Motherboard has the report on Tuesday. This is the device virtualization company’s first response to Apple following the initial lawsuit. Corellium says that it’s iOS virtualization software actually makes iPhones “safer” because it makes it easier for security researchers to find iOS bugs. The response also notes that Corellium claims Apple owes it $300,000.
The response was actually filed on Monday.
On Monday, Corellium, the startup that was sued by Apple for alleged copyright infringement in August, filed its response to the lawsuit. Apple alleged that Corellium’s product is illegal, and helps researchers sell hacking tools based on software bugs found in iOS to government agencies that then use them to hack targets. The cybersecurity world was shocked by Apple’s lawsuit, which was seen as an attempt to use copyright as an excuse to control the thriving, and largely legal, market for software vulnerabilities. The lawsuit was filed just a few days after Apple announced it would give researchers special “pre-hacked” devices to allow them to find and report more bugs to the company.
Corellium states that Apple’s code is “fair use”, and, as a result, its virtualization software should not be pinged for any copyright infringement.
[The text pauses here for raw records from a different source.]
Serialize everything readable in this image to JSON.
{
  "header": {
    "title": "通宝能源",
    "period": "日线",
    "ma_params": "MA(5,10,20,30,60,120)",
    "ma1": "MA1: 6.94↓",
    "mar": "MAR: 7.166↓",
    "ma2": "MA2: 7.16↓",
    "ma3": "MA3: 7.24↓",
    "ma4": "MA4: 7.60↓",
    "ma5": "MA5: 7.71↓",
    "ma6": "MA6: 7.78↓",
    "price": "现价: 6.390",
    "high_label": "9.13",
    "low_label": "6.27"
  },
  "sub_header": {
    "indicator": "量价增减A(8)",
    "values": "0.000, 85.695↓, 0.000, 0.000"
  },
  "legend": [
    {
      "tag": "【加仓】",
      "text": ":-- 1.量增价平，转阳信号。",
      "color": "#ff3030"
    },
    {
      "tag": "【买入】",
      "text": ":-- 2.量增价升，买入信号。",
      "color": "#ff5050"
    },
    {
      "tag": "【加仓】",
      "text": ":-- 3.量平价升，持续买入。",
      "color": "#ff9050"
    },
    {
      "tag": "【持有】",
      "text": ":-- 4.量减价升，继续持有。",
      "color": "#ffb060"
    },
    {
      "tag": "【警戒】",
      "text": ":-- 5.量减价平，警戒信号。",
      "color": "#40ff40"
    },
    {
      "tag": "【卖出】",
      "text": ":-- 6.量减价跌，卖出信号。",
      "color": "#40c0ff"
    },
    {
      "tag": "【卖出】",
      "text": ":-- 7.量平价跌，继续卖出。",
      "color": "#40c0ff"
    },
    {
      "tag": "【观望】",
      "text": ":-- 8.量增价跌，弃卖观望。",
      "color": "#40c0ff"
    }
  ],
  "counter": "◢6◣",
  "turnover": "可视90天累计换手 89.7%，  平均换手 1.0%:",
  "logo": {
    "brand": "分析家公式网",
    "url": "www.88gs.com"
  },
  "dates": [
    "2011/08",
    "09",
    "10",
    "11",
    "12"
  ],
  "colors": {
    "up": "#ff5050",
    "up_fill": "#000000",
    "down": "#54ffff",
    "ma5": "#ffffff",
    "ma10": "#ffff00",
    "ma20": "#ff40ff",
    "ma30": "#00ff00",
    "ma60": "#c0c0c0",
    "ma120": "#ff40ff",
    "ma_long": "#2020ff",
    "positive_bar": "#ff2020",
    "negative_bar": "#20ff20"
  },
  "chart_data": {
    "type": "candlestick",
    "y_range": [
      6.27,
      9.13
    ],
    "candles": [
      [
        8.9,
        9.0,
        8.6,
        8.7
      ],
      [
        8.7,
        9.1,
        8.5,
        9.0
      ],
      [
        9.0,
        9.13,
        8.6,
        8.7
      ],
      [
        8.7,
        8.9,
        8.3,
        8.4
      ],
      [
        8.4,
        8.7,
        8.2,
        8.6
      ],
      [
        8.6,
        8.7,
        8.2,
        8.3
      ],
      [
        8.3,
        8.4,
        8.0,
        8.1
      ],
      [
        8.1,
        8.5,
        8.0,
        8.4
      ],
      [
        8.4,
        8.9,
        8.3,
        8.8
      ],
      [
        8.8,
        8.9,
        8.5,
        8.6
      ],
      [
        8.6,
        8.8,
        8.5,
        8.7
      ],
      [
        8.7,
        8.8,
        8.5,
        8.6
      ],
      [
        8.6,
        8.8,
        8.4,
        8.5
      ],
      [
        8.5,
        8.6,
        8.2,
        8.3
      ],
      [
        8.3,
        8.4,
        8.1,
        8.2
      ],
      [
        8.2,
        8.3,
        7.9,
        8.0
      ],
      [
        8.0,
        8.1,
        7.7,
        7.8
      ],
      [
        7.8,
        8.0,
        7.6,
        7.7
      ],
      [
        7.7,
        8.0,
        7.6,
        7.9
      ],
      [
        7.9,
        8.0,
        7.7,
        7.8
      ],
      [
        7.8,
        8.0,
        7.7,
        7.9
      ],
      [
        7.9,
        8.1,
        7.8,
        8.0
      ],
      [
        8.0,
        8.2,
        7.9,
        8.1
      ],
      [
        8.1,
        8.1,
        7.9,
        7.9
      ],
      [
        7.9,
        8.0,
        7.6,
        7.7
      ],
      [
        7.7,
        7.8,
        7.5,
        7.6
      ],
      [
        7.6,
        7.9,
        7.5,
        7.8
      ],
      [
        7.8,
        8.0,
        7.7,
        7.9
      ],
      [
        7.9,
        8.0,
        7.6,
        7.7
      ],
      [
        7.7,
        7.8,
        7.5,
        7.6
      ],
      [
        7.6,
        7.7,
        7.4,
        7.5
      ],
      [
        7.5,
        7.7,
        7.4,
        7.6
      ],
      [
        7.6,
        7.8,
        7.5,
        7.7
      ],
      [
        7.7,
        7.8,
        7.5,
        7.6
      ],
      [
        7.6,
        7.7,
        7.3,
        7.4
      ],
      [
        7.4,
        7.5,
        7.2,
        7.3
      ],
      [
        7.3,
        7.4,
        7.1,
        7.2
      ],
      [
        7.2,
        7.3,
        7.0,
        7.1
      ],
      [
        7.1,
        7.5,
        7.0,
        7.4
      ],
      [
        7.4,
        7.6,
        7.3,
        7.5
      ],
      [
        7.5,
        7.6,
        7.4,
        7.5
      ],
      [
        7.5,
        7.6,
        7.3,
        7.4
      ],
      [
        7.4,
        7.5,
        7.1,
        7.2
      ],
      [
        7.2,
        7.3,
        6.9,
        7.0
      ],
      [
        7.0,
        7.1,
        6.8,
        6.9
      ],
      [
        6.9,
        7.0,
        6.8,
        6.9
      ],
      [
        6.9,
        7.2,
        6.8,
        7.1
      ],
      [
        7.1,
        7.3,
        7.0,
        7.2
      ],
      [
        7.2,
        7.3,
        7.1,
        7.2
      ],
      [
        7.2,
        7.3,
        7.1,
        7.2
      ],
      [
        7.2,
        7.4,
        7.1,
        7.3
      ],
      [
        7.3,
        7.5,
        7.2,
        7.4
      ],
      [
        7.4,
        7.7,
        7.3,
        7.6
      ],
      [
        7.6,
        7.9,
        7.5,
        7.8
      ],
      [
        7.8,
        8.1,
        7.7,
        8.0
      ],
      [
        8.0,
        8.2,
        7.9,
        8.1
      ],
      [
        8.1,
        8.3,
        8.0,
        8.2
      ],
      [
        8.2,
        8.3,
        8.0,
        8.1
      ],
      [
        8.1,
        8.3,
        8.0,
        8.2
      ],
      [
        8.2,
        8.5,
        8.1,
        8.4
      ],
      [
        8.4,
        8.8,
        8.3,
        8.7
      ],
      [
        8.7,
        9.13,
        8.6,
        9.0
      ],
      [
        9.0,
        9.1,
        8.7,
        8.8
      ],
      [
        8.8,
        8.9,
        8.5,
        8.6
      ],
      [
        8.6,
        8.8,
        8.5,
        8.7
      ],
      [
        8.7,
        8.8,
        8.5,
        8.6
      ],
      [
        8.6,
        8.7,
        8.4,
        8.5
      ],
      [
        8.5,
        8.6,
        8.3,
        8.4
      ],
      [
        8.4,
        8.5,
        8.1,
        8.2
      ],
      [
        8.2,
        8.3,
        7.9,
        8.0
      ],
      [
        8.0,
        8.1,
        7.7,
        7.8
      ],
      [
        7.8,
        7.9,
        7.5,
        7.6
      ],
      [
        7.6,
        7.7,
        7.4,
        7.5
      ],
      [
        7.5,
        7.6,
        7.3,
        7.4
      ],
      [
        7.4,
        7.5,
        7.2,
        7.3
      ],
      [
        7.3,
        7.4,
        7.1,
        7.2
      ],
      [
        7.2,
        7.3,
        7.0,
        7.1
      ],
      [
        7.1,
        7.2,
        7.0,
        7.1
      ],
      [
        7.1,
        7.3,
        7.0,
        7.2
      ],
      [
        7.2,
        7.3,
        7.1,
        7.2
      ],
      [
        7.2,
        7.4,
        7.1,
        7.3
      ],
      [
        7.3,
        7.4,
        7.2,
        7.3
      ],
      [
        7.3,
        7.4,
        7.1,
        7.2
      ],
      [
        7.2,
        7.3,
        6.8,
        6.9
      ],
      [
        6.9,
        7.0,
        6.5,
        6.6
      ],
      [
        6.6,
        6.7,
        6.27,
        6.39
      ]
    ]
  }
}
The device virtualization company developed its software in an attempt to run iOS, easily accessible for security researchers, in a virtualized environment.
The virtualization company argues that Apple is trying to work as a gatekeeper to make sure that only a select number of researchers are able to identify vulnerabilities in its operating systems:
Through its invitation-only research device program and this lawsuit, Apple is trying to control who is permitted to identify vulnerabilities, if and how Apple will address identified vulnerabilities, and if Apple will disclose identified vulnerabilities to the public at all,” Corellium argues in its response, echoing arguments made by the security research community.
The trouble here is that open access, it appears. Corellium argues that more security researchers looking for iOS vulnerabilities is a good thing, and that it should give even more information to Apple. However, as noted in the original report, not everyone is reporting bugs to Apple that uses the service.
For example, Azimuth uses Corellium, but it does not report bugs to Apple. Instead, the company sells hacking tools to intelligence and law enforcement agencies.
As for that $300,000 owed? Corellium gets that number from Chris Wade, one of the company’s co-founders who has apparently reported seven different bugs to Apple over the years. Up to this point, Corellium’s response claims, Apple has not issued any payments for those discoveries, which is why the company is seeking that particular amount.
Apple is still seeking a permanent injunction against Corellium and its virtualization tool, aiming to stop the company from using a tool that so closely resembles iOS. Apple is also seeking damages and other monetary payouts as a result of the lawsuit.